# ACTION ITEM:
Nothing in the records may be dropped or altered when you repeat them.

# EXTRACTED DATA:
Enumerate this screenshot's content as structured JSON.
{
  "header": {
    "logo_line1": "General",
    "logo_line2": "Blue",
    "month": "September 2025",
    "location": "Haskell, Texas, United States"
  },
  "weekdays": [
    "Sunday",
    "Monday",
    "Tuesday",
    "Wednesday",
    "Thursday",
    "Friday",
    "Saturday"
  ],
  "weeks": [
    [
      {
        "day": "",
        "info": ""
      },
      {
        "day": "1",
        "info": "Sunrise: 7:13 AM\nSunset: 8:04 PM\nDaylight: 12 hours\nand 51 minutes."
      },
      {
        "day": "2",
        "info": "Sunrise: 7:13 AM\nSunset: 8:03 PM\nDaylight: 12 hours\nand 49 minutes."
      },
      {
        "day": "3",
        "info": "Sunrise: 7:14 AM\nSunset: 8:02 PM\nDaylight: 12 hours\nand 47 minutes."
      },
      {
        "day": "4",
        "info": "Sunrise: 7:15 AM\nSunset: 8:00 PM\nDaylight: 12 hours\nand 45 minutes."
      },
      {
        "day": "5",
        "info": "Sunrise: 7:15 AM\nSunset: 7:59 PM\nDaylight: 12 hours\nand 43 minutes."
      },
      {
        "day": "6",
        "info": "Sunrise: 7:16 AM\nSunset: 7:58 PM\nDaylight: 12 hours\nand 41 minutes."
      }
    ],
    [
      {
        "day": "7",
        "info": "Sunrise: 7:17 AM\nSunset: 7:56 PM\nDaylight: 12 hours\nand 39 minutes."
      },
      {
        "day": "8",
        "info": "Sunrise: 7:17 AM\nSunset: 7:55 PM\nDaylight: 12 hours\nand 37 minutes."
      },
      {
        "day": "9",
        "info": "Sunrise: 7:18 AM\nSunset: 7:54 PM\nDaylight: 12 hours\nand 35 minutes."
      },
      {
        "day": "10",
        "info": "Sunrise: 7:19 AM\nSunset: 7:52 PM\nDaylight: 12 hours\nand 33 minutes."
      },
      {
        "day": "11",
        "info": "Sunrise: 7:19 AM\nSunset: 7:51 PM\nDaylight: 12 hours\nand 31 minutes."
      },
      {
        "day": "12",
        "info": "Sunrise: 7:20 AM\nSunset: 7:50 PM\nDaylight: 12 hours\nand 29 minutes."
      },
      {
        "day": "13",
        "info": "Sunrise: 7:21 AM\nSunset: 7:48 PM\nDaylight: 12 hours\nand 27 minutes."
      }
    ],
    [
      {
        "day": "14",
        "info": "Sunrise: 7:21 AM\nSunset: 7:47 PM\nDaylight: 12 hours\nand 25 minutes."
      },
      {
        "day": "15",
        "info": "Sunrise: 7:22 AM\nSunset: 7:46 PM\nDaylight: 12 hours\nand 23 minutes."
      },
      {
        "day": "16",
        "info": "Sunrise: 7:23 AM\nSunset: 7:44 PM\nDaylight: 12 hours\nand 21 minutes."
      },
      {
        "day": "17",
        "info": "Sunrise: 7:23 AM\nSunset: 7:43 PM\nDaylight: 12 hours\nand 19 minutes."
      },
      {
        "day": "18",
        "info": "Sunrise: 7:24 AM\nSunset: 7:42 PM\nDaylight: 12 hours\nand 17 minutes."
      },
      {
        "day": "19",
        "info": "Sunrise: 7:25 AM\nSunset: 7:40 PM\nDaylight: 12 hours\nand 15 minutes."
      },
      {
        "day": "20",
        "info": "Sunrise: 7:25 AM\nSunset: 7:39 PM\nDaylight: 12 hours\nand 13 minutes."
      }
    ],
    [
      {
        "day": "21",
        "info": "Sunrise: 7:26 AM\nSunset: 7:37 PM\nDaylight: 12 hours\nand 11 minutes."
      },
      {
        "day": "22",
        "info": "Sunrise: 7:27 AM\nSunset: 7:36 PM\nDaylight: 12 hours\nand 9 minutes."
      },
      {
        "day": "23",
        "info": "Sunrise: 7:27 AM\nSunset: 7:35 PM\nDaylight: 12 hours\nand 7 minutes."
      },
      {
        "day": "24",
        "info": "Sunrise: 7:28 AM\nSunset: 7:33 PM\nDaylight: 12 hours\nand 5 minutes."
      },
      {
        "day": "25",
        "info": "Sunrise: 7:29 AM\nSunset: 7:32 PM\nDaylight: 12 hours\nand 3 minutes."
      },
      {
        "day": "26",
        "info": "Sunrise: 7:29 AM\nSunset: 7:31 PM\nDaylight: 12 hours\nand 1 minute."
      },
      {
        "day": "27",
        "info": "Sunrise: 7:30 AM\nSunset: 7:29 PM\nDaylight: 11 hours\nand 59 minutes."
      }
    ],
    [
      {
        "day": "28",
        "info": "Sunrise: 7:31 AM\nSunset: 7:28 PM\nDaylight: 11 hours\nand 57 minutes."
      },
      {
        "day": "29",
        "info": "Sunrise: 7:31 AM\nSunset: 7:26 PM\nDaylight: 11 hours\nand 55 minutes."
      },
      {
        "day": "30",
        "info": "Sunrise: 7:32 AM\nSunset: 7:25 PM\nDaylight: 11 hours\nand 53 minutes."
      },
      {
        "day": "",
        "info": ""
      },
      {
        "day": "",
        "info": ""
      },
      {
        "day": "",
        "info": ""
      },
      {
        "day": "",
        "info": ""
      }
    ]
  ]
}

# TASK ANSWER:
Enumerate this screenshot's content as structured JSON.
{
  "header": {
    "logo_line1": "General",
    "logo_line2": "Blue",
    "month": "September 2025",
    "location": "Haskell, Texas, United States"
  },
  "weekdays": [
    "Sunday",
    "Monday",
    "Tuesday",
    "Wednesday",
    "Thursday",
    "Friday",
    "Saturday"
  ],
  "weeks": [
    [
      {
        "day": "",
        "info": ""
      },
      {
        "day": "1",
        "info": "Sunrise: 7:13 AM\nSunset: 8:04 PM\nDaylight: 12 hours\nand 51 minutes."
      },
      {
        "day": "2",
        "info": "Sunrise: 7:13 AM\nSunset: 8:03 PM\nDaylight: 12 hours\nand 49 minutes."
      },
      {
        "day": "3",
        "info": "Sunrise: 7:14 AM\nSunset: 8:02 PM\nDaylight: 12 hours\nand 47 minutes."
      },
      {
        "day": "4",
        "info": "Sunrise: 7:15 AM\nSunset: 8:00 PM\nDaylight: 12 hours\nand 45 minutes."
      },
      {
        "day": "5",
        "info": "Sunrise: 7:15 AM\nSunset: 7:59 PM\nDaylight: 12 hours\nand 43 minutes."
      },
      {
        "day": "6",
        "info": "Sunrise: 7:16 AM\nSunset: 7:58 PM\nDaylight: 12 hours\nand 41 minutes."
      }
    ],
    [
      {
        "day": "7",
        "info": "Sunrise: 7:17 AM\nSunset: 7:56 PM\nDaylight: 12 hours\nand 39 minutes."
      },
      {
        "day": "8",
        "info": "Sunrise: 7:17 AM\nSunset: 7:55 PM\nDaylight: 12 hours\nand 37 minutes."
      },
      {
        "day": "9",
        "info": "Sunrise: 7:18 AM\nSunset: 7:54 PM\nDaylight: 12 hours\nand 35 minutes."
      },
      {
        "day": "10",
        "info": "Sunrise: 7:19 AM\nSunset: 7:52 PM\nDaylight: 12 hours\nand 33 minutes."
      },
      {
        "day": "11",
        "info": "Sunrise: 7:19 AM\nSunset: 7:51 PM\nDaylight: 12 hours\nand 31 minutes."
      },
      {
        "day": "12",
        "info": "Sunrise: 7:20 AM\nSunset: 7:50 PM\nDaylight: 12 hours\nand 29 minutes."
      },
      {
        "day": "13",
        "info": "Sunrise: 7:21 AM\nSunset: 7:48 PM\nDaylight: 12 hours\nand 27 minutes."
      }
    ],
    [
      {
        "day": "14",
        "info": "Sunrise: 7:21 AM\nSunset: 7:47 PM\nDaylight: 12 hours\nand 25 minutes."
      },
      {
        "day": "15",
        "info": "Sunrise: 7:22 AM\nSunset: 7:46 PM\nDaylight: 12 hours\nand 23 minutes."
      },
      {
        "day": "16",
        "info": "Sunrise: 7:23 AM\nSunset: 7:44 PM\nDaylight: 12 hours\nand 21 minutes."
      },
      {
        "day": "17",
        "info": "Sunrise: 7:23 AM\nSunset: 7:43 PM\nDaylight: 12 hours\nand 19 minutes."
      },
      {
        "day": "18",
        "info": "Sunrise: 7:24 AM\nSunset: 7:42 PM\nDaylight: 12 hours\nand 17 minutes."
      },
      {
        "day": "19",
        "info": "Sunrise: 7:25 AM\nSunset: 7:40 PM\nDaylight: 12 hours\nand 15 minutes."
      },
      {
        "day": "20",
        "info": "Sunrise: 7:25 AM\nSunset: 7:39 PM\nDaylight: 12 hours\nand 13 minutes."
      }
    ],
    [
      {
        "day": "21",
        "info": "Sunrise: 7:26 AM\nSunset: 7:37 PM\nDaylight: 12 hours\nand 11 minutes."
      },
      {
        "day": "22",
        "info": "Sunrise: 7:27 AM\nSunset: 7:36 PM\nDaylight: 12 hours\nand 9 minutes."
      },
      {
        "day": "23",
        "info": "Sunrise: 7:27 AM\nSunset: 7:35 PM\nDaylight: 12 hours\nand 7 minutes."
      },
      {
        "day": "24",
        "info": "Sunrise: 7:28 AM\nSunset: 7:33 PM\nDaylight: 12 hours\nand 5 minutes."
      },
      {
        "day": "25",
        "info": "Sunrise: 7:29 AM\nSunset: 7:32 PM\nDaylight: 12 hours\nand 3 minutes."
      },
      {
        "day": "26",
        "info": "Sunrise: 7:29 AM\nSunset: 7:31 PM\nDaylight: 12 hours\nand 1 minute."
      },
      {
        "day": "27",
        "info": "Sunrise: 7:30 AM\nSunset: 7:29 PM\nDaylight: 11 hours\nand 59 minutes."
      }
    ],
    [
      {
        "day": "28",
        "info": "Sunrise: 7:31 AM\nSunset: 7:28 PM\nDaylight: 11 hours\nand 57 minutes."
      },
      {
        "day": "29",
        "info": "Sunrise: 7:31 AM\nSunset: 7:26 PM\nDaylight: 11 hours\nand 55 minutes."
      },
      {
        "day": "30",
        "info": "Sunrise: 7:32 AM\nSunset: 7:25 PM\nDaylight: 11 hours\nand 53 minutes."
      },
      {
        "day": "",
        "info": ""
      },
      {
        "day": "",
        "info": ""
      },
      {
        "day": "",
        "info": ""
      },
      {
        "day": "",
        "info": ""
      }
    ]
  ]
}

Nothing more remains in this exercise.